The main function of the posterior tibial tendon is plantar flexion and inversion of the hindfoot. Single and double heel rises test the functional strength of the posterior tibial tendon. Early in the disease, when the tendon is inflamed, repetitive heel rises can become weak and painful with increasing attempts. As the condition progresses, many patients can’t perform a heel rise at all.1,2
This patient presents with early disease as there is no evidence of forefoot abduction or loss of talar head coverage on AP radiograph (Figure 1). Treatment for early PTTD is conservative with medial arch supports orthotics, stiff-soled shoes, and/or a period of immobilization. Nonoperative management has a success rate ranging from 67% to 90%.2
Dagan Cloutier, MPAS, PA-C, practices in a multispecialty orthopedic group in the southern New Hampshire region and is editor in chief of the Journal of Orthopedics for Physician Assistants.
1. Jackson JB 3rd, Pacana MJ, Gonzalez TA. Adult acquired flatfoot deformity.
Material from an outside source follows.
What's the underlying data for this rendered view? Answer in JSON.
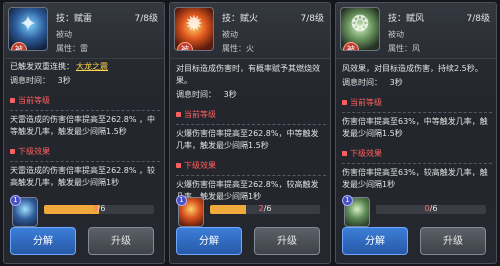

J Am Acad Orthop Surg. 2022;30(1):e6-e16. doi:10.5435/JAAOS-D-21-00008
2. Abousayed MM, Alley MC, Shakked R, Rosenbaum AJ. Adult acquired flatfoot deformity: etiology, diagnosis, and management. JBJS Rev. 2017;5(8):e7. doi:10.2106/JBJS.RVW.16.00116